> [PROBLEM TO SOLVE]:
When copying the listing below, skip every picture and keep each word as it stands.
★ ★ ★ ★
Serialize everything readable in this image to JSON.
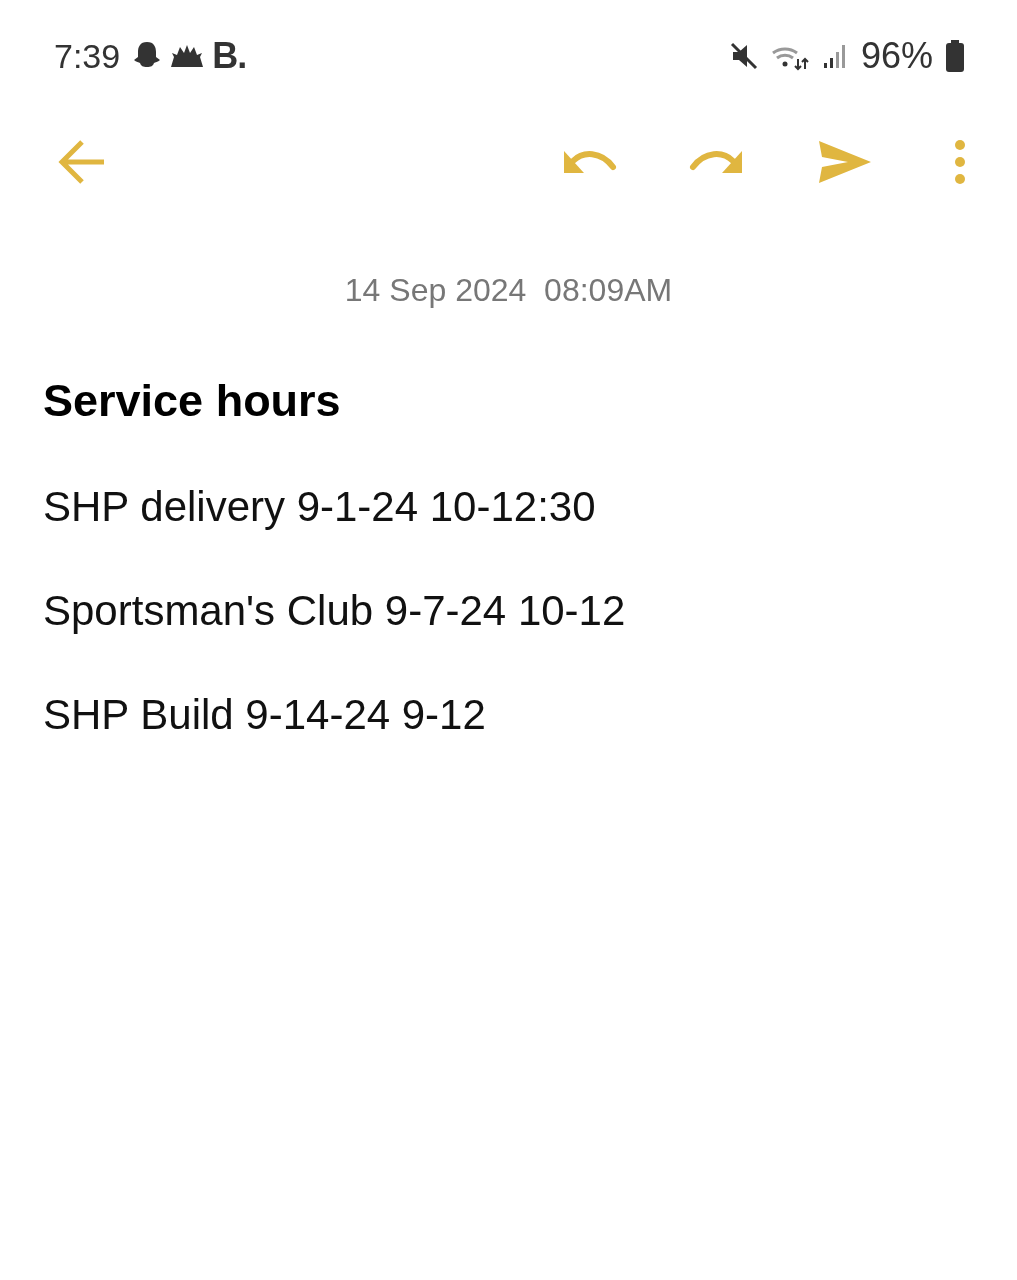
{
  "status_bar": {
    "time": "7:39",
    "app_letter": "B.",
    "battery": "96%"
  },
  "note": {
    "date": "14 Sep 2024  08:09AM",
    "title": "Service hours",
    "lines": [
      "SHP delivery 9-1-24 10-12:30",
      "Sportsman's Club 9-7-24 10-12",
      "SHP Build 9-14-24 9-12"
    ]
  }
}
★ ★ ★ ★
> [ANSWER TO THE PROBLEM]:
Serialize everything readable in this image to JSON.
{
  "status_bar": {
    "time": "7:39",
    "app_letter": "B.",
    "battery": "96%"
  },
  "note": {
    "date": "14 Sep 2024  08:09AM",
    "title": "Service hours",
    "lines": [
      "SHP delivery 9-1-24 10-12:30",
      "Sportsman's Club 9-7-24 10-12",
      "SHP Build 9-14-24 9-12"
    ]
  }
}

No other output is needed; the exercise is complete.